Many of the campus computing laboratories are open to the college community. The host computer systems and some of the laboratory workstations require that all users have an appropriate computer account. Account holders are issued a unique account ID and password that are needed to access those computer systems or workstations. Access to computer laboratory facilities by any individual may be restricted or denied for, but not limited to, the following reasons:

  • Unauthorized use of account ID and/or password, including but not limited to ineligibility (account holders must be affiliated with the college);
  • Unauthorized changes to laboratory hardware or software, including but not limited to:
  • Disconnecting/reconnecting or reconfiguring hardware;
  • Removing, changing or reconfiguring files on laboratory disks;
  • Damaging laboratory hardware or software or removing any laboratory hardware from the premises;

Failure to observe laboratory policies, procedures and protocol, including but not limited to:

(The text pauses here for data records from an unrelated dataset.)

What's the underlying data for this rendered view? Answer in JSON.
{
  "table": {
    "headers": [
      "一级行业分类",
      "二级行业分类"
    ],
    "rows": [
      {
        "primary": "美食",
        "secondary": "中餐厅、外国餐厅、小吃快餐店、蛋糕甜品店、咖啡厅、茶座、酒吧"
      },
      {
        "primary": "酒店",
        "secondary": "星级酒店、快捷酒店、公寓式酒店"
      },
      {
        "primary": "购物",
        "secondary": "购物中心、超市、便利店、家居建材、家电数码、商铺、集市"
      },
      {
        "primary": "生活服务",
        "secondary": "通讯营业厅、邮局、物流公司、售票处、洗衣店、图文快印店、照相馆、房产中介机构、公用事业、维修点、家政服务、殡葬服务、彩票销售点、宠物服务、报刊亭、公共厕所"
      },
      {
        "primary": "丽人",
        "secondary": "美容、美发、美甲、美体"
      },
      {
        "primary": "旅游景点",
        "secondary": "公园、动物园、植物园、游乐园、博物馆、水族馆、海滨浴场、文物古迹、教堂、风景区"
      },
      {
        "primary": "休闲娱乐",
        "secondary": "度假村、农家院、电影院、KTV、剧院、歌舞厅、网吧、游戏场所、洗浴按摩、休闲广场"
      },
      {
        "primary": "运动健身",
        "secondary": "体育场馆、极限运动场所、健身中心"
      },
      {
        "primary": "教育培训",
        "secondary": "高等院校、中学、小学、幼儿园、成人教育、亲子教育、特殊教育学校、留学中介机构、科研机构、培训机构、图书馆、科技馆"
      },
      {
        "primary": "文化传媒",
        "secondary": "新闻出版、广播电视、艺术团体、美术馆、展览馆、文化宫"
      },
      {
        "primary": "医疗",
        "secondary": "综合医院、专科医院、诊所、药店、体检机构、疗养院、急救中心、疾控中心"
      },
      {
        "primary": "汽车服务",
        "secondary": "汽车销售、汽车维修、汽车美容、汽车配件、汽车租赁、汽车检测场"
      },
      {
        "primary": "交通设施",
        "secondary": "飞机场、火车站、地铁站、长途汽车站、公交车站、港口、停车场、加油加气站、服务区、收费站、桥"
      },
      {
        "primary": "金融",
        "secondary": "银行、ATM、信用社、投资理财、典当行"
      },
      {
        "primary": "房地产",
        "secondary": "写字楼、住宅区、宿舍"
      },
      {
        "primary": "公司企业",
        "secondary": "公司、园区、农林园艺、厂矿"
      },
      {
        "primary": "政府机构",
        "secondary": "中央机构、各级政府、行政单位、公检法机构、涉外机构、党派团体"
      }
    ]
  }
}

  • Refusing to leave the laboratory promptly at closing time;
  • Refusing to respond to or responding inappropriately to requests made by laboratory staff (e.g., a request to move to another machine, to limit output pages to the printer, etc.) in the normal course of carrying out their job responsibilities;
  • Using threatening or abusive language or behavior directed at anyone in the laboratory facility;
  • Attempts to bypass security measures, such as access permissions to files, or obtaining permissions or account attributes with or without authorization.

COMPUTER ABUSE

The following are examples of computer abuse (This list is illustrative and not meant to be all- inclusive):

  • Frivolous, disturbing or otherwise inconsiderate conduct including extensive use of workstations for game playing, sending nuisance messages, wasteful or unauthorized use of college-supported facilities, or disturbing or allowing access to programs that erase or alter files surreptitiously;
  • Use of a computer account to perform computing services for unauthorized commercial purposes, either inside or outside of the college;
  • Possession, in a workspace or file, or use of programs capable of fraudulently simulating system responses; modification of or possession of systems control information, especially that which reflects program state, status or accounting; attempts to modify or crash the system;
  • Unauthorized use of a password or account ID; unauthorized access to another person's files; using or changing, without authorization, another person's password;
  • Any violation of the NYIT Student Code of Conduct that involves computer resources.

Violations of this code, including the above list, may lead to any of the following disciplinary measures:

  • Termination of a program or online session; the system manager may log off an irresponsible user at a workstation; similarly, a harmful job running under the operating system may be canceled without notice;
  • Invalidation of an account ID or account number;
  • Reduction of allocations or restrictions of account privileges;
  • Disciplinary action by ACL or OIT administrators, supervisors or laboratory managers;
  • Serious incidents may be referred directly to the appropriate academic authorities.